http://lingzis.51.net/

NH11C-07

Use of UAVs in extreme environments: UAV observations of the Antarctic atmosphere and surface during winter (Invited)

*Cassano, J J  (john.cassano@colorado.edu), University of Colorado, Boulder, CO, USA

Aerosonde unmanned aerial vehicles (UAVs) were used during the late Antarctic winter (September 2009) to observe the atmosphere and ocean / sea ice surface state in the vicinity of Terra Nova Bay, Antarctica. These flights were the first wintertime UAV flights ever made in the Antarctic, and were also the longest duration UAV flights made to date in the Antarctic, with a maximum flight time of over 17 hours. A total of 130 flight hours were flown during September 2009, with a total of 8 science flights to Terra Nova Bay. The flights took place at the end of the Antarctic winter, in an environment characterized by strong katabatic winds in excess of hurricane strength. Atmospheric and surface observations acquired with the UAV will be presented. The advantages of using UAVs in extreme environments as well as the logistical challenges of operating UAVs in the Antarctic winter will also be presented.



Aerosonde UAV being launched from a pickup truck at Pegasus white ice runway, Antarctica.

NH11C-08

Temporal and spatial variability, and extreme events of the Great Lakes ice cover: Impacts of ENSO and AO (Invited)

*Wang, J   (jia.wang@noaa.gov), NOAA Great Lakes Environmental Research Laboratory, Ann Arbor, MI, USA
Bai, X   (Xuezhi.Bai@noaa.gov), NOAA Great Lakes Environmental Research Laboratory, Ann Arbor, MI, USA
Clites, A   (anne.clites@noaa.gov), NOAA Great Lakes Environmental Research Laboratory, Ann Arbor, MI, USA
Leshkevich, G   (george.leshkevich@noaa.gov), NOAA Great Lakes Environmental Research Laboratory, Ann Arbor, MI, USA
Colton, M C  (marie.colton@noaa.gov), NOAA Great Lakes Environmental Research Laboratory, Ann Arbor, MI, USA
Lofgren, B M  (Brent.Lofgren@noaa.gov), NOAA Great Lakes Environmental Research Laboratory, Ann Arbor, MI, USA
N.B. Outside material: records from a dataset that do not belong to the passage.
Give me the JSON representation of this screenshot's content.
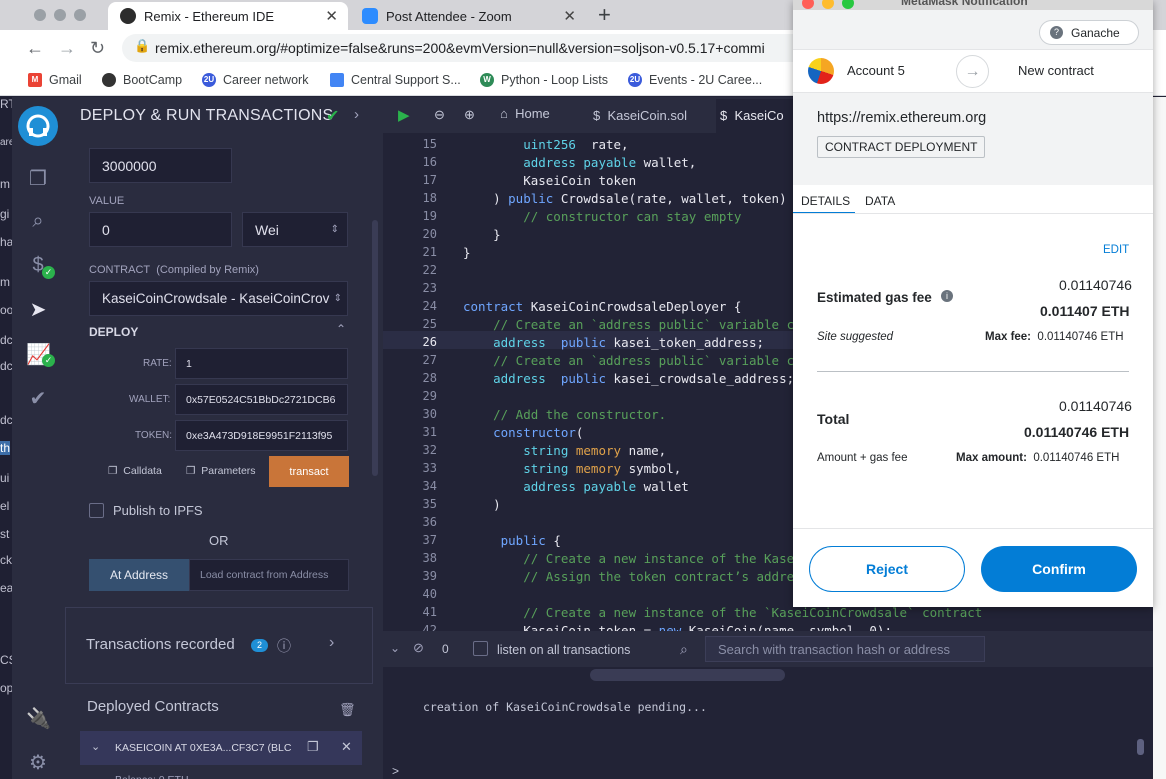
{
  "browser": {
    "tabs": [
      {
        "title": "Remix - Ethereum IDE",
        "active": true
      },
      {
        "title": "Post Attendee - Zoom",
        "active": false
      }
    ],
    "url": "remix.ethereum.org/#optimize=false&runs=200&evmVersion=null&version=soljson-v0.5.17+commi",
    "bookmarks": [
      "Gmail",
      "BootCamp",
      "Career network",
      "Central Support S...",
      "Python - Loop Lists",
      "Events - 2U Caree..."
    ]
  },
  "left_edge_fragments": [
    "RT",
    "are",
    "m",
    "gi",
    "ha",
    "m",
    "oo",
    "dc",
    "dc",
    "dc",
    "th",
    "ui",
    "el",
    "st",
    "ck",
    "ea",
    "CS",
    "op"
  ],
  "deploy_panel": {
    "title": "DEPLOY & RUN TRANSACTIONS",
    "gas_limit": "3000000",
    "value_label": "VALUE",
    "value": "0",
    "value_unit": "Wei",
    "contract_label": "CONTRACT",
    "compiled_label": "(Compiled by Remix)",
    "contract_selected": "KaseiCoinCrowdsale - KaseiCoinCrov",
    "deploy_label": "DEPLOY",
    "rate_label": "RATE:",
    "rate_value": "1",
    "wallet_label": "WALLET:",
    "wallet_value": "0x57E0524C51BbDc2721DCB6",
    "token_label": "TOKEN:",
    "token_value": "0xe3A473D918E9951F2113f95",
    "calldata_label": "Calldata",
    "parameters_label": "Parameters",
    "transact_label": "transact",
    "publish_label": "Publish to IPFS",
    "or_label": "OR",
    "at_address_label": "At Address",
    "load_contract_placeholder": "Load contract from Address",
    "transactions_recorded_label": "Transactions recorded",
    "transactions_count": "2",
    "deployed_contracts_label": "Deployed Contracts",
    "deployed_item": "KASEICOIN AT 0XE3A...CF3C7 (BLC",
    "deployed_item_partial_line": "Balance: 0 ETH"
  },
  "editor": {
    "tabs": [
      "Home",
      "KaseiCoin.sol",
      "KaseiCo"
    ],
    "active_line": 26,
    "lines": [
      {
        "n": 15,
        "segs": [
          [
            "ty",
            "        uint256"
          ],
          [
            "",
            "  rate,"
          ]
        ]
      },
      {
        "n": 16,
        "segs": [
          [
            "ty",
            "        address payable"
          ],
          [
            "",
            " wallet,"
          ]
        ]
      },
      {
        "n": 17,
        "segs": [
          [
            "",
            "        KaseiCoin token"
          ]
        ]
      },
      {
        "n": 18,
        "segs": [
          [
            "",
            "    ) "
          ],
          [
            "kw",
            "public"
          ],
          [
            "",
            " Crowdsale(rate, wallet, token) {"
          ]
        ]
      },
      {
        "n": 19,
        "segs": [
          [
            "cm",
            "        // constructor can stay empty"
          ]
        ]
      },
      {
        "n": 20,
        "segs": [
          [
            "",
            "    }"
          ]
        ]
      },
      {
        "n": 21,
        "segs": [
          [
            "",
            "}"
          ]
        ]
      },
      {
        "n": 22,
        "segs": [
          [
            "",
            ""
          ]
        ]
      },
      {
        "n": 23,
        "segs": [
          [
            "",
            ""
          ]
        ]
      },
      {
        "n": 24,
        "segs": [
          [
            "kw",
            "contract"
          ],
          [
            "",
            " KaseiCoinCrowdsaleDeployer {"
          ]
        ]
      },
      {
        "n": 25,
        "segs": [
          [
            "cm",
            "    // Create an `address public` variable cal"
          ]
        ]
      },
      {
        "n": 26,
        "segs": [
          [
            "ty",
            "    address"
          ],
          [
            "kw",
            "  public"
          ],
          [
            "",
            " kasei_token_address;"
          ]
        ]
      },
      {
        "n": 27,
        "segs": [
          [
            "cm",
            "    // Create an `address public` variable cal"
          ]
        ]
      },
      {
        "n": 28,
        "segs": [
          [
            "ty",
            "    address"
          ],
          [
            "kw",
            "  public"
          ],
          [
            "",
            " kasei_crowdsale_address;"
          ]
        ]
      },
      {
        "n": 29,
        "segs": [
          [
            "",
            ""
          ]
        ]
      },
      {
        "n": 30,
        "segs": [
          [
            "cm",
            "    // Add the constructor."
          ]
        ]
      },
      {
        "n": 31,
        "segs": [
          [
            "kw",
            "    constructor"
          ],
          [
            "",
            "("
          ]
        ]
      },
      {
        "n": 32,
        "segs": [
          [
            "ty",
            "        string"
          ],
          [
            "mem",
            " memory"
          ],
          [
            "",
            " name,"
          ]
        ]
      },
      {
        "n": 33,
        "segs": [
          [
            "ty",
            "        string"
          ],
          [
            "mem",
            " memory"
          ],
          [
            "",
            " symbol,"
          ]
        ]
      },
      {
        "n": 34,
        "segs": [
          [
            "ty",
            "        address payable"
          ],
          [
            "",
            " wallet"
          ]
        ]
      },
      {
        "n": 35,
        "segs": [
          [
            "",
            "    )"
          ]
        ]
      },
      {
        "n": 36,
        "segs": [
          [
            "",
            ""
          ]
        ]
      },
      {
        "n": 37,
        "segs": [
          [
            "kw",
            "     public"
          ],
          [
            "",
            " {"
          ]
        ]
      },
      {
        "n": 38,
        "segs": [
          [
            "cm",
            "        // Create a new instance of the KaseiC"
          ]
        ]
      },
      {
        "n": 39,
        "segs": [
          [
            "cm",
            "        // Assign the token contract’s address"
          ]
        ]
      },
      {
        "n": 40,
        "segs": [
          [
            "",
            ""
          ]
        ]
      },
      {
        "n": 41,
        "segs": [
          [
            "cm",
            "        // Create a new instance of the `KaseiCoinCrowdsale` contract"
          ]
        ]
      },
      {
        "n": 42,
        "segs": [
          [
            "",
            "        KaseiCoin token = "
          ],
          [
            "kw",
            "new"
          ],
          [
            "",
            " KaseiCoin(name, symbol, 0);"
          ]
        ]
      }
    ]
  },
  "terminal": {
    "count": "0",
    "listen_label": "listen on all transactions",
    "search_placeholder": "Search with transaction hash or address",
    "log": "creation of KaseiCoinCrowdsale pending...",
    "prompt": ">"
  },
  "metamask": {
    "title": "MetaMask Notification",
    "network": "Ganache",
    "account": "Account 5",
    "target": "New contract",
    "origin": "https://remix.ethereum.org",
    "badge": "CONTRACT DEPLOYMENT",
    "tab_details": "DETAILS",
    "tab_data": "DATA",
    "edit": "EDIT",
    "gas_fee_label": "Estimated gas fee",
    "gas_fee_small": "0.01140746",
    "gas_fee_big": "0.011407 ETH",
    "site_suggested": "Site suggested",
    "max_fee_label": "Max fee:",
    "max_fee_value": "0.01140746 ETH",
    "total_label": "Total",
    "total_small": "0.01140746",
    "total_big": "0.01140746 ETH",
    "amount_gas_label": "Amount + gas fee",
    "max_amount_label": "Max amount:",
    "max_amount_value": "0.01140746 ETH",
    "reject": "Reject",
    "confirm": "Confirm"
  },
  "colors": {
    "remix_bg": "#222336",
    "remix_panel": "#2a2c3f",
    "transact": "#c97539",
    "mm_blue": "#037dd6"
  }
}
Seasonal and interannual variability of lake ice cover in the Great Lakes is investigated using historical and satellite measurements for the period 1973-2010. After climatology of the seasonal cycle is derived for lake ice season, large anomalous interannual variability is found in response to atmospheric teleconnection patterns. Nevertheless, spatial variability of ice cover in the five Great Lakes shows regional differences and characteristics. A principal-component or EOF (empirical orthogonal function) analysis is applied to lake ice anomalies to derive major spatial and temporal patterns, which can be explained by major atmospheric variability controlled by well-known climate patterns: Arctic Oscillation (AO) and ENSO (El Nino and Southern Oscillation). Thus, a normalized ice anomaly index is derived by combined five Great Lakes ice normalized by its individual standard deviation, which can be used to be regressed atmospheric forcing field. Lake ice reduction rate over the last three decades in each lake is estimated. Dynamic mechanisms controlling lake ice temporal and spatial variability are investigated in the context of regional climate changes. The extreme events such as 2008-09 and 2009-2010 ice seasons were used to demonstrate the role of ENSO and AO on ice variability in the Great Lakes.